Cortland County Court sentenced a Liverpool man to five years of probation and a $1,000 fine this week after a crash in Homer garnered his fourth drunken driving arrest, according to court documents.
Harold E. Mantor, Jr., was arrested in August 2018 for felony driving while intoxicated after he drove his sedan off West Road, across a sidewalk and onto the grass in front of Action Auto, near the intersection of Luker Road, according to court documents.
Mantor’s 1999 Mercedes-Benz 320 had significant front, right side damage, wrote Assistant District Attorney Jessica M. Weynant in her plea offer. Weynant noted his front license plate was found near a guard rail on Route 281 in Homer-- about two-and-a-half miles from Action Auto -- where it apparently came off after Mantor hit the earlier rail.
Mantor “...stumbled out of the motor vehicle…” and refused to submit to police sobriety and breath tests, Weynant writes.
This fourth arrest came a week after Mantor’s third DWI arrest in Salina, Onondaga County. Weynant wrote that in the Salina case, Mantor told police officers he was not drunk then tested at 0.22 percent blood-alcohol content. That is almost three times the legal limit.
Twice before Mantor was convicted of drunken driving, Weynant noted. On Dec. 9, 2015 in Schroeppel Town Court, Oswego County, Mantor was convicted of operating a vehicle with a blood-alcohol content at or above 0.08 percent. In 1992, Mantor was convicted of driving while ability impaired by alcohol in Liverpool Village Court. Both are misdemeanor convictions.

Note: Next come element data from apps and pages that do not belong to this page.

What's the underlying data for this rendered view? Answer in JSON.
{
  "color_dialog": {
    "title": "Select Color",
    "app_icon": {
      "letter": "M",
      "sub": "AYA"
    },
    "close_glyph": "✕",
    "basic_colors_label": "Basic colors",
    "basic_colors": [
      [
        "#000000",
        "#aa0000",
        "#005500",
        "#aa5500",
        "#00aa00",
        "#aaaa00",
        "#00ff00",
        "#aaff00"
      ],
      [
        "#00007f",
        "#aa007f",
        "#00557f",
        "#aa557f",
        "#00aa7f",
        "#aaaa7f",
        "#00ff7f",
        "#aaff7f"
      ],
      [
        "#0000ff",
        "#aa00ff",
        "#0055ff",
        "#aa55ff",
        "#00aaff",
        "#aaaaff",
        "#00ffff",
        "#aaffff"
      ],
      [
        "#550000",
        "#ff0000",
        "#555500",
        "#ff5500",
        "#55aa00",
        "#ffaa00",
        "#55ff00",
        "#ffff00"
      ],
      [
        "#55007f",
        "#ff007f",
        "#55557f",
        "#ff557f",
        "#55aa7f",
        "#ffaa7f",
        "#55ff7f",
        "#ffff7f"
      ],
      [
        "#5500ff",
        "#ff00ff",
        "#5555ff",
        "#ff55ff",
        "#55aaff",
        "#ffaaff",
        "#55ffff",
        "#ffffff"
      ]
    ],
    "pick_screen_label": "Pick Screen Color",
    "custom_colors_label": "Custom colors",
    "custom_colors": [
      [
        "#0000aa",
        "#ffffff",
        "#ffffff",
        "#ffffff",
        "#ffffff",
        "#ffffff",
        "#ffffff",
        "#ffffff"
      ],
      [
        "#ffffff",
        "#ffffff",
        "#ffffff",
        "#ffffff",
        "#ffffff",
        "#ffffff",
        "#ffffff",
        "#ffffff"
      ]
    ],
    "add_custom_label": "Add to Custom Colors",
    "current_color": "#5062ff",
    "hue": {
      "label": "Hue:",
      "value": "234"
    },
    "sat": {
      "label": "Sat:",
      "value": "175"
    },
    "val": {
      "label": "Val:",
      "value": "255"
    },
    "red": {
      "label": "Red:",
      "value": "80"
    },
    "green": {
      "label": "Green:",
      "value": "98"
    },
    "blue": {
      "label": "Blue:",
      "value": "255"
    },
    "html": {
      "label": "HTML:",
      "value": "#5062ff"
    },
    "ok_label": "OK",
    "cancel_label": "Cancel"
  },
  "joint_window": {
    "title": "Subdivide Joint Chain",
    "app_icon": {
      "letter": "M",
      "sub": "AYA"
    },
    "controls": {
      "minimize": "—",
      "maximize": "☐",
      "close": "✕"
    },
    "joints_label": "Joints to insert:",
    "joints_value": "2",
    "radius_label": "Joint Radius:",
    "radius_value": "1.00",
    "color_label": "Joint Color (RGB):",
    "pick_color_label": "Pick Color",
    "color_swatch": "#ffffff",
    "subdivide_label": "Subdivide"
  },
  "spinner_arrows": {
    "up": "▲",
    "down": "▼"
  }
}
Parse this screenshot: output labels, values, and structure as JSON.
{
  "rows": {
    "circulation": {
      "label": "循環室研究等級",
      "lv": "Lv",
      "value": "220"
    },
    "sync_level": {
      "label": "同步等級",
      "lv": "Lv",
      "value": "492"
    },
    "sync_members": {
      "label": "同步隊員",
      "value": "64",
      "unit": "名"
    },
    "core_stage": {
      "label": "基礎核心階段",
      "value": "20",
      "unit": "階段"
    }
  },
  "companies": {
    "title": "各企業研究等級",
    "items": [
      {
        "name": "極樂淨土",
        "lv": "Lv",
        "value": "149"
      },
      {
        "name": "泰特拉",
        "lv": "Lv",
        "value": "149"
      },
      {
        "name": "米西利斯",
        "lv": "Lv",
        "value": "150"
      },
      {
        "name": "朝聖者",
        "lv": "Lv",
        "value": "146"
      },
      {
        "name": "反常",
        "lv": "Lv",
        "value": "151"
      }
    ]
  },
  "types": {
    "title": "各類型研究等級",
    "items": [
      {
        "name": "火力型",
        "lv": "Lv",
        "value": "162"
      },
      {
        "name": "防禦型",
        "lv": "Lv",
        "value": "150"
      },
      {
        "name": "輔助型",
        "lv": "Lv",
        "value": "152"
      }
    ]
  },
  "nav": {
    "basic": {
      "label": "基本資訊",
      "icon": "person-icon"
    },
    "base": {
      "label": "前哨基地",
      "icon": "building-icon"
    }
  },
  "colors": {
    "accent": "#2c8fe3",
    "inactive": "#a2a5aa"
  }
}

In addition to probation and fines, Mantor was also sentenced to a year-long driver’s license revocation and the installation of an ignition interlock device on his vehicle for a year. Weynant detailed in the plea offer the Onondaga County District Attorney’s Office would likely offer Mantor a plea bargain that reduced his felony DWI in Salina to a misdemeanor with a sentence to run concurrently with Cortland County’s sentence. If Mantor had rejected the plea deal and was ultimately convicted in court, a sentence of state prison would have been sought, according to the plea deal.